The Diné (Navajo) neighborhood makes use of peacemaking to resolve home disputes in a method that prioritizes restoring stability and concord to your entire neighborhood. We mentioned how restorative justice as a philosophy and set of practices extra intently aligns with Indigenous data techniques than dominant legal justice approaches within the U.S. Years later, as I began to discover the sphere of restorative justice as an educator, I spotted how uncommon my perspective was and the way it impacted my understanding and use of restorative practices in my classroom.
Going Past Repairing Hurt
Whereas others noticed restorative justice as a solution to remodel their habits administration or self-discipline, I conceptualized it as a holistic framework for not solely repairing, however nurturing and sustaining relationships with and among the many classroom neighborhood. Once I taught first grade, we began day by day with a neighborhood circle, the place every pupil was given the chance to answer a each day query or immediate. College students had been inspired to actively take heed to their friends and share brazenly or respectfully go when it got here their flip to talk. Generally known as speaking circles, it is a generally shared technical protocol inside restorative practices, however to me, it was the type and type of communication I had skilled in numerous settings with Indigenous peoples my entire life.

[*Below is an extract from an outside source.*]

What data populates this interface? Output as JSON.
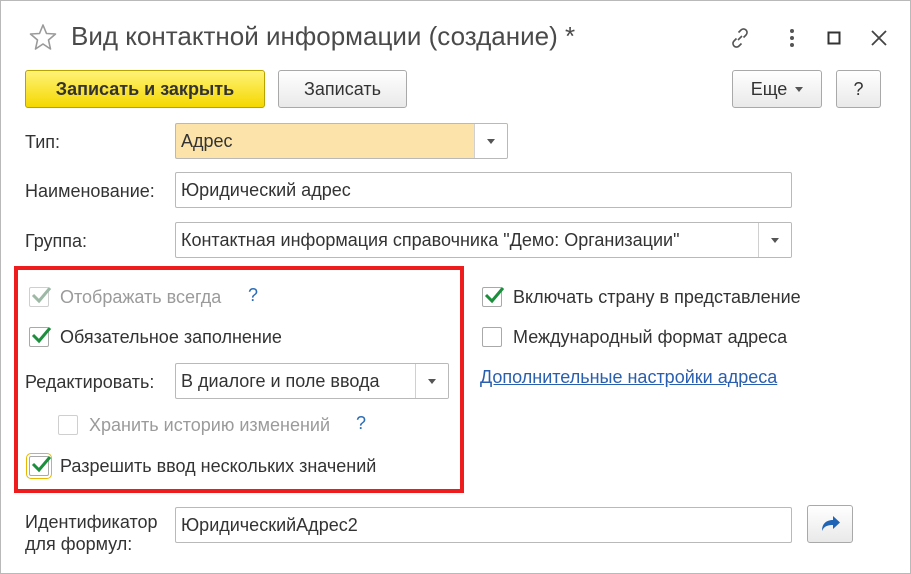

Inside my very own tradition, circles are sometimes used symbolically and actually for his or her capacity to advertise fairness, interconnection and holism. My mom, the present chairwoman of the Standing Rock Sioux Tribe, has stated that as Lakota individuals, “we dwell in a circle method—the sacred hoop pertains to each side of our lifestyle.” A central perception of Lakota individuals, and lots of different Indigenous communities, is the concept we’re all associated. All residing beings, together with animals, vegetation, lands and waters have inherent value as a result of we’re all an integral half of a bigger interdependent system. This idea of relationality is foundational inside a restorative practices philosophy, however educators hardly ever have the prospect to think about how this mindset can impression the design of their instruction or the construction of their school rooms.
Be taught from Indigenous Methods of Being
After a lot self-reflection, I acknowledge now I used to be comfy making use of this concept of relationality within the classroom as a result of I used to be socialized in a neighborhood that exhibited the foundational values, beliefs, and mindsets wanted for a restorative method of being. I additionally acknowledge that’s not the case for almost all of educators in school rooms.
Even so, the conclusion motivated me to think about how restorative practices will be applied not solely in my classroom administration but in addition my educational decisions. I designed classes that created genuine contexts for college students to observe the talents wanted to take care of wholesome relationships. Our classroom communities discovered success repairing hurt with restorative practices as a result of college students proactively developed significant relationships with not solely me however one another as properly.
As increasingly faculties flip to restorative practices, I encourage all educators to middle and study from Indigenous communities who’ve been implementing restorative practices as a holistic method of being since time immemorial.